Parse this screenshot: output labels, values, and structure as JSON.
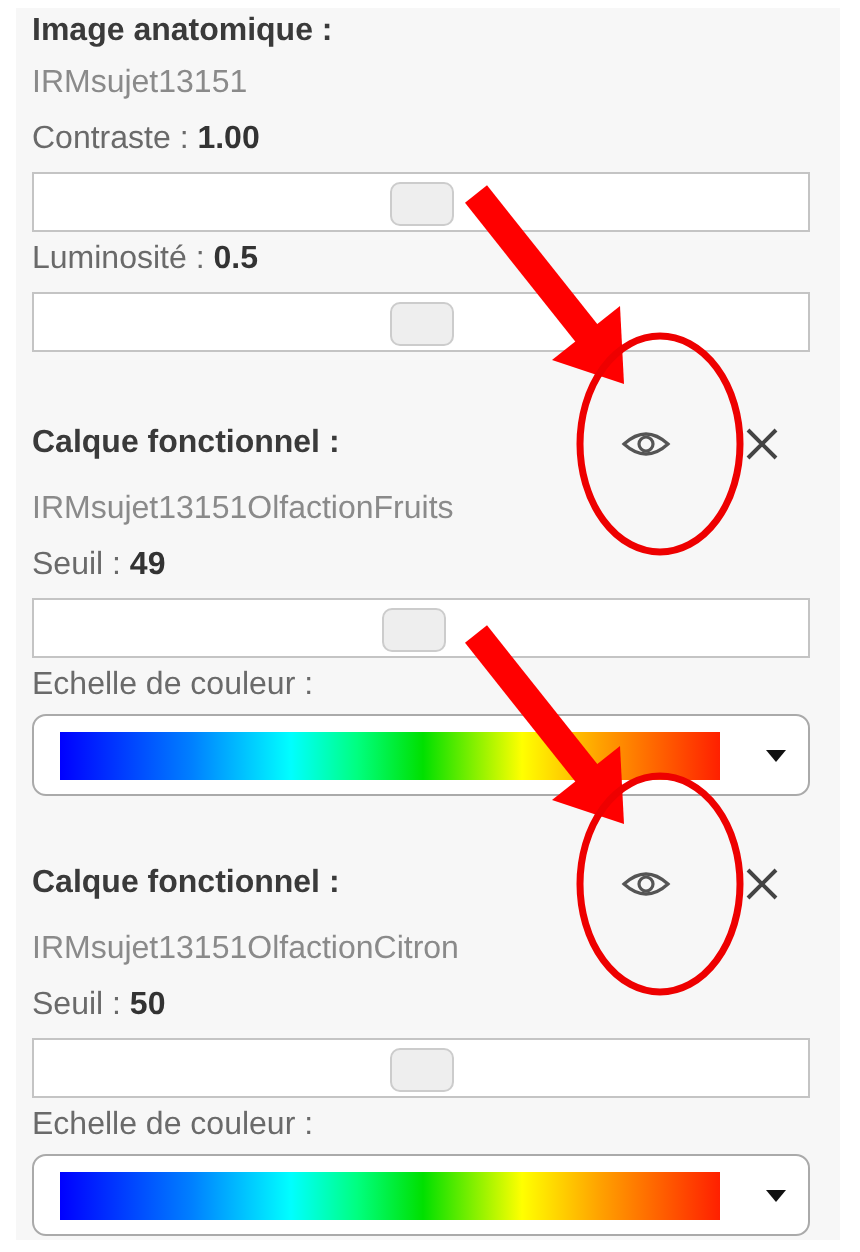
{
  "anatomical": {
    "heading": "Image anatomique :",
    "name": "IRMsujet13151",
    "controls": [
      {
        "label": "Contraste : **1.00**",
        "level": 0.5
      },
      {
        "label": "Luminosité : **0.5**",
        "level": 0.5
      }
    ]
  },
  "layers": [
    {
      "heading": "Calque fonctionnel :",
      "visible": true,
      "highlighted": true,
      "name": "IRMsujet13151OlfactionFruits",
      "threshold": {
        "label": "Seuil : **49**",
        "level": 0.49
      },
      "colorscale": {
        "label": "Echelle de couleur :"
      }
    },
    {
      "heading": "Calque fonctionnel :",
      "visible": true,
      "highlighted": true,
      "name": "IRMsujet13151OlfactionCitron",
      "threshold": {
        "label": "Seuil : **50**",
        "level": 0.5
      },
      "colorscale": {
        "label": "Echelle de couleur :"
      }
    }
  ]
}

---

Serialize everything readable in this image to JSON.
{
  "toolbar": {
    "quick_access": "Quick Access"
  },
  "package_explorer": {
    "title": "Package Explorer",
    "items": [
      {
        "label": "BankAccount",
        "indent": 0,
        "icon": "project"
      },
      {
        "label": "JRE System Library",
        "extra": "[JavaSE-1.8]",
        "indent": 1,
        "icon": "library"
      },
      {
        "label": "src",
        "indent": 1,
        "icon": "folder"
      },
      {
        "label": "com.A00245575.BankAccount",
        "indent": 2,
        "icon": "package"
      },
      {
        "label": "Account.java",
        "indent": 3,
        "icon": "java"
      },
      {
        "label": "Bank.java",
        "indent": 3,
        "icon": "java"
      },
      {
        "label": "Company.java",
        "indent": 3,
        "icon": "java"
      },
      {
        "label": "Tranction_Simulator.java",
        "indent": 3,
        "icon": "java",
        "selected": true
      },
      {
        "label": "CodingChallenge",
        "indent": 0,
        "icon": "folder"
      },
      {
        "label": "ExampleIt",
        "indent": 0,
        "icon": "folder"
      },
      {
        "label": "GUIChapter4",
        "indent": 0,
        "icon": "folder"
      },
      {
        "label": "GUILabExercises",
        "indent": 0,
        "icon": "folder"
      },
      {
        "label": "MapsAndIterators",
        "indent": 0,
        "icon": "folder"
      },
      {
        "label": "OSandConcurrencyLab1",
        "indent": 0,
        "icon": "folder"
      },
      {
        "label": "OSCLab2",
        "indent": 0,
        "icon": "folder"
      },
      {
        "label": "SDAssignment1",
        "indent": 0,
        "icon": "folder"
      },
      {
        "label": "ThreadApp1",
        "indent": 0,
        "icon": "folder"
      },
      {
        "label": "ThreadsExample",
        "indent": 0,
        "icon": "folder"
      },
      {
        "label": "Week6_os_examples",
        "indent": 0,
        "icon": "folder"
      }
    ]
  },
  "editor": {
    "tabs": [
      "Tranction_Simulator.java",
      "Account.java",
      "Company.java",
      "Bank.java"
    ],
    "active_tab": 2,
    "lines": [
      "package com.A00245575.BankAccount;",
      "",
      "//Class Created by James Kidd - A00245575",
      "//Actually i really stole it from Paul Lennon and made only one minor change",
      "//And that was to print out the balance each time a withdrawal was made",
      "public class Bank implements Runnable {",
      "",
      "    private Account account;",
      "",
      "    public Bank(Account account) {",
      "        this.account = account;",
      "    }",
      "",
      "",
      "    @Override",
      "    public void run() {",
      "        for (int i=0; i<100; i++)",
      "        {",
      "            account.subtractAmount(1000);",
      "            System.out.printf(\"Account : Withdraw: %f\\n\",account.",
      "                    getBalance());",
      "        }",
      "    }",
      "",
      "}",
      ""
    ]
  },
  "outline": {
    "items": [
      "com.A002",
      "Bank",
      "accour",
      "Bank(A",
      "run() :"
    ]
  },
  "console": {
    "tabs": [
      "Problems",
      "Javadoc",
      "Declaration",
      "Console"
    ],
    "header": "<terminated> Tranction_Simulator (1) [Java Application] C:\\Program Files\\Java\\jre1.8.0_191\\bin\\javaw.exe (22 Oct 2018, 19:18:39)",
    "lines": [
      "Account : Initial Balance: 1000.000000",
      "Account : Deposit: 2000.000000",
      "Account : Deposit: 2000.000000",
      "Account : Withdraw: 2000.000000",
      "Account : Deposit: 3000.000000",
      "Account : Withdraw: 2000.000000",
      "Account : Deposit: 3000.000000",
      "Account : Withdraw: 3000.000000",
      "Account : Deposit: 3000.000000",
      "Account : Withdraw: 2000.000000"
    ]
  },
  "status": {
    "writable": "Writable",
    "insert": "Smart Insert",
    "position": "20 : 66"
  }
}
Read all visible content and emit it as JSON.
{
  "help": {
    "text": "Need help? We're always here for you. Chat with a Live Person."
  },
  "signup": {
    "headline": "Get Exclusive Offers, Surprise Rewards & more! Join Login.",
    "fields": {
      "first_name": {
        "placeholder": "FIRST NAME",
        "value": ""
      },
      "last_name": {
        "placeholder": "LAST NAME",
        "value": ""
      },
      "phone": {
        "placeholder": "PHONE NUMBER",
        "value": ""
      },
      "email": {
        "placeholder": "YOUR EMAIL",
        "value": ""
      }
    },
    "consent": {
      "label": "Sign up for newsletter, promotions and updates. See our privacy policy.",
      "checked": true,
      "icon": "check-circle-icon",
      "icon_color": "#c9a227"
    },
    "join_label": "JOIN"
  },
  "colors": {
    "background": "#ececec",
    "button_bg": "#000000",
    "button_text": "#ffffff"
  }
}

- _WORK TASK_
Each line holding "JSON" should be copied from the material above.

- _ANSWER TO THE EXERCISE_
Parse this screenshot: output labels, values, and structure as JSON.
Serialize everything readable in this image to JSON.
Read all visible content and emit it as JSON.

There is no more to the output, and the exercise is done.